Unpublished Dispositionjames Hatton, Plaintiff-appellant, v. George Wilson, Secretary Corrections Cabinet; D. Sowders,warden, Ntc; C. Bailey, Corrections Officer, Ntc; Deftmink, Corrections Officer, Ntc; Rogers, Correctionsofficer, Ntc; B.w. Wilborn, Corrections Officer, Ntc;woods, Corrections Officer, Ntc; Robert L. Good,corrections Officer, Ntc; B. Martin, Corrections Officer,ntc; John Doe; Adams; John Doe 2; G. Beckstrom; L.napier; C. O'bryan; D. Bottons; John Doe 3; John Doe 4;john Doe 5; B. Waldridge; B. Griffitts; D. Stawart; N.yeast; C. Waldridge, Defendants-appellees, 852 F.2d 568 (6th Cir. 1988)Annotate this Case
July 21, 1988
Before BOYLE F. MARTIN, Jr. and WELLFORD, Circuit Judges and JULIA S. GIBBONS, District Judge.*
This case has been referred to a panel of the court pursuant to Rule 9(a), Rules of the Sixth Circuit. Upon examination of the record and briefs, this panel unanimously agrees that oral argument is not needed. Fed. R. App. P. 34(a).
Plaintiff sued the Secretary of Corrections Cabinet, the warden of Northpoint Training Center, and numerous corrections officers, challenging his multiple disciplinary convictions as violating his constitutional rights. He alleged that: (1) he did not receive an adequate written statement as to the evidence relied on and the reasons for the disciplinary action against him; (2) the convictions were not based upon sufficient evidence; (3) one conviction was based upon unverified information from confidential informants; and (4) the defendants conspired to violate other unspecified rights. He requested monetary damages and injunctive relief.
Upon consideration, we vacate and remand the district court's order because the Parratt v. Taylor, 451 U.S. 527 (1981) doctrine does not apply, and plaintiff's allegations cannot be resolved on the state of the present record.
The deprivations of which plaintiff complains are not random and unauthorized for Parratt v. Taylor purposes merely because the process afforded by state law was not followed. For that doctrine to apply, the deprivation of an underlying right must be random and unauthorized. See Vinson v. Campbell County Fiscal Court, 820 F.2d 194, 199 (6th Cir. 1987); Four Seasons Apartment v. City of Mayfield Heights, 775 F.2d 150, 152 (6th Cir. 1985). Plaintiff does not have a due process right in due process. Olim v. Wakinekona, 461 U.S. 238, 250 (1983). Simply because procedural safeguards were not complete does not render the deprivation of his liberty random and unauthorized. See Franklin v. Aycock, 795 F.2d 1253, 1262 (6th Cir. 1986). In this case, the deprivation of plaintiff's liberty was accomplished pursuant to a regulation governing prison behavior. Thus, the Parratt v. Taylor doctrine does not apply to defeat the claim. See Logan v. Zimmerman Brush Co., 455 U.S. 422, 436 (1982).

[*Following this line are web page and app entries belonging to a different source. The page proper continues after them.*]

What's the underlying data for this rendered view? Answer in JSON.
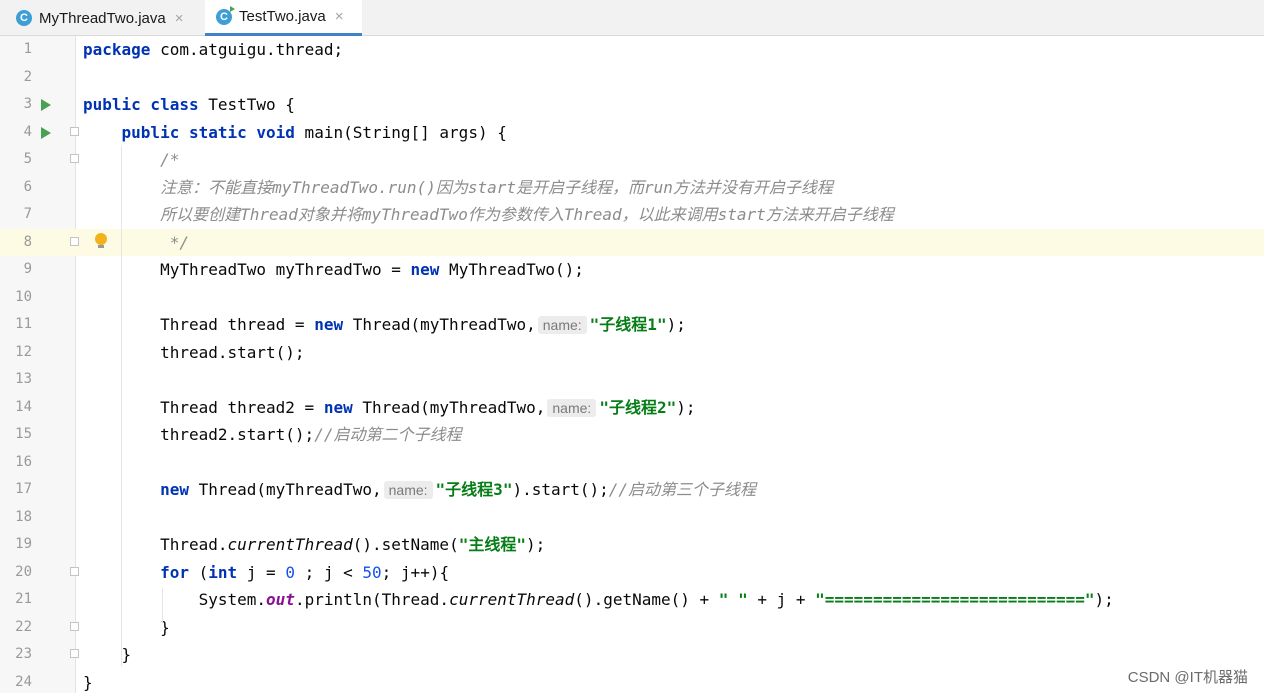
{
  "tabs": [
    {
      "label": "MyThreadTwo.java",
      "icon": "java-class-icon",
      "active": false
    },
    {
      "label": "TestTwo.java",
      "icon": "java-runnable-class-icon",
      "active": true
    }
  ],
  "tab_close_glyph": "×",
  "icon_letter": "C",
  "code_lines": [
    {
      "n": "1",
      "html": "<span class='kw'>package</span> com.atguigu.thread;"
    },
    {
      "n": "2",
      "html": ""
    },
    {
      "n": "3",
      "html": "<span class='kw'>public class</span> TestTwo {",
      "run": true
    },
    {
      "n": "4",
      "html": "    <span class='kw'>public static void</span> main(String[] args) {",
      "run": true,
      "fold": true
    },
    {
      "n": "5",
      "html": "        <span class='cm'>/*</span>",
      "fold": true
    },
    {
      "n": "6",
      "html": "        <span class='cm'>注意：不能直接myThreadTwo.run()因为start是开启子线程，而run方法并没有开启子线程</span>"
    },
    {
      "n": "7",
      "html": "        <span class='cm'>所以要创建Thread对象并将myThreadTwo作为参数传入Thread，以此来调用start方法来开启子线程</span>"
    },
    {
      "n": "8",
      "html": "         <span class='cm'>*/</span>",
      "fold": true,
      "bulb": true,
      "highlight": true
    },
    {
      "n": "9",
      "html": "        MyThreadTwo myThreadTwo = <span class='kw'>new</span> MyThreadTwo();"
    },
    {
      "n": "10",
      "html": ""
    },
    {
      "n": "11",
      "html": "        Thread thread = <span class='kw'>new</span> Thread(myThreadTwo,<span class='hint'>name:</span><span class='str'>\"子线程1\"</span>);"
    },
    {
      "n": "12",
      "html": "        thread.start();"
    },
    {
      "n": "13",
      "html": ""
    },
    {
      "n": "14",
      "html": "        Thread thread2 = <span class='kw'>new</span> Thread(myThreadTwo,<span class='hint'>name:</span><span class='str'>\"子线程2\"</span>);"
    },
    {
      "n": "15",
      "html": "        thread2.start();<span class='cm'>//启动第二个子线程</span>"
    },
    {
      "n": "16",
      "html": ""
    },
    {
      "n": "17",
      "html": "        <span class='kw'>new</span> Thread(myThreadTwo,<span class='hint'>name:</span><span class='str'>\"子线程3\"</span>).start();<span class='cm'>//启动第三个子线程</span>"
    },
    {
      "n": "18",
      "html": ""
    },
    {
      "n": "19",
      "html": "        Thread.<span class='it'>currentThread</span>().setName(<span class='str'>\"主线程\"</span>);"
    },
    {
      "n": "20",
      "html": "        <span class='kw'>for</span> (<span class='kw'>int</span> j = <span class='num'>0</span> ; j &lt; <span class='num'>50</span>; j++){",
      "fold": true
    },
    {
      "n": "21",
      "html": "            System.<span class='fld'>out</span>.println(Thread.<span class='it'>currentThread</span>().getName() + <span class='str'>\" \"</span> + j + <span class='str'>\"===========================\"</span>);"
    },
    {
      "n": "22",
      "html": "        }",
      "fold": true
    },
    {
      "n": "23",
      "html": "    }",
      "fold": true
    },
    {
      "n": "24",
      "html": "}"
    }
  ],
  "watermark": "CSDN @IT机器猫"
}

In addition, remand to the district court is necessary because it cannot be determined from the record whether plaintiff has stated a valid claim. Plaintiff has not attached to his complaint a copy of the factfinder's statement of the evidence relied on and the reasons for the disciplinary action. This statement is necessary so that the court can decide whether the requirements of Wolff v. McDonnell, 418 U.S. 539, 563-67 (1974), were met.
For these reasons, the district court's order is vacated and the case remanded pursuant to Rule 9(b) (6), Rules of the Sixth Circuit.
The Honorable Julia S. Gibbons, U.S. District Judge for the Western District of Tennessee, sitting by designation